## Task prompt
Make an exact copy of the records that follow, with each picture omitted.

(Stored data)
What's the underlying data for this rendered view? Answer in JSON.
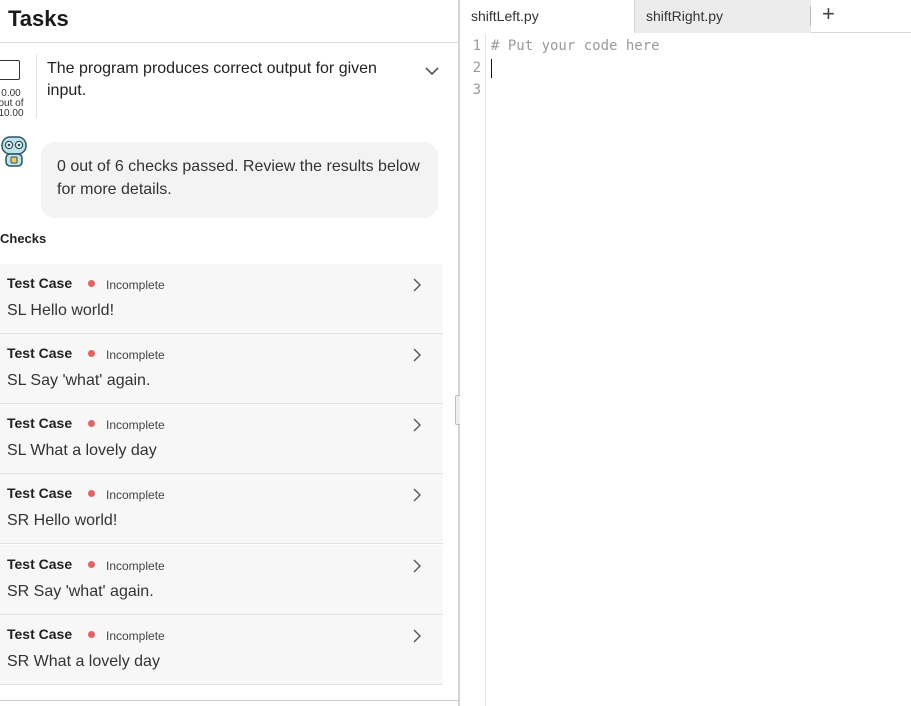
{
  "tasks": {
    "title": "Tasks",
    "task": {
      "text": "The program produces correct output for given input.",
      "points_line1": "0.00",
      "points_line2": "out of",
      "points_line3": "10.00"
    },
    "bot_message": "0 out of 6 checks passed. Review the results below for more details.",
    "checks_label": "Checks",
    "checks": [
      {
        "name": "Test Case",
        "status": "Incomplete",
        "desc": "SL Hello world!"
      },
      {
        "name": "Test Case",
        "status": "Incomplete",
        "desc": "SL Say 'what' again."
      },
      {
        "name": "Test Case",
        "status": "Incomplete",
        "desc": "SL What a lovely day"
      },
      {
        "name": "Test Case",
        "status": "Incomplete",
        "desc": "SR Hello world!"
      },
      {
        "name": "Test Case",
        "status": "Incomplete",
        "desc": "SR Say 'what' again."
      },
      {
        "name": "Test Case",
        "status": "Incomplete",
        "desc": "SR What a lovely day"
      }
    ],
    "status_color": "#e06464"
  },
  "editor": {
    "tabs": [
      {
        "label": "shiftLeft.py",
        "active": true
      },
      {
        "label": "shiftRight.py",
        "active": false
      }
    ],
    "add_tab_label": "+",
    "lines": [
      {
        "num": "1",
        "code": "# Put your code here"
      },
      {
        "num": "2",
        "code": ""
      },
      {
        "num": "3",
        "code": ""
      }
    ]
  }
}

## Response box
What's the underlying data for this rendered view? Answer in JSON.
{
  "tasks": {
    "title": "Tasks",
    "task": {
      "text": "The program produces correct output for given input.",
      "points_line1": "0.00",
      "points_line2": "out of",
      "points_line3": "10.00"
    },
    "bot_message": "0 out of 6 checks passed. Review the results below for more details.",
    "checks_label": "Checks",
    "checks": [
      {
        "name": "Test Case",
        "status": "Incomplete",
        "desc": "SL Hello world!"
      },
      {
        "name": "Test Case",
        "status": "Incomplete",
        "desc": "SL Say 'what' again."
      },
      {
        "name": "Test Case",
        "status": "Incomplete",
        "desc": "SL What a lovely day"
      },
      {
        "name": "Test Case",
        "status": "Incomplete",
        "desc": "SR Hello world!"
      },
      {
        "name": "Test Case",
        "status": "Incomplete",
        "desc": "SR Say 'what' again."
      },
      {
        "name": "Test Case",
        "status": "Incomplete",
        "desc": "SR What a lovely day"
      }
    ],
    "status_color": "#e06464"
  },
  "editor": {
    "tabs": [
      {
        "label": "shiftLeft.py",
        "active": true
      },
      {
        "label": "shiftRight.py",
        "active": false
      }
    ],
    "add_tab_label": "+",
    "lines": [
      {
        "num": "1",
        "code": "# Put your code here"
      },
      {
        "num": "2",
        "code": ""
      },
      {
        "num": "3",
        "code": ""
      }
    ]
  }
}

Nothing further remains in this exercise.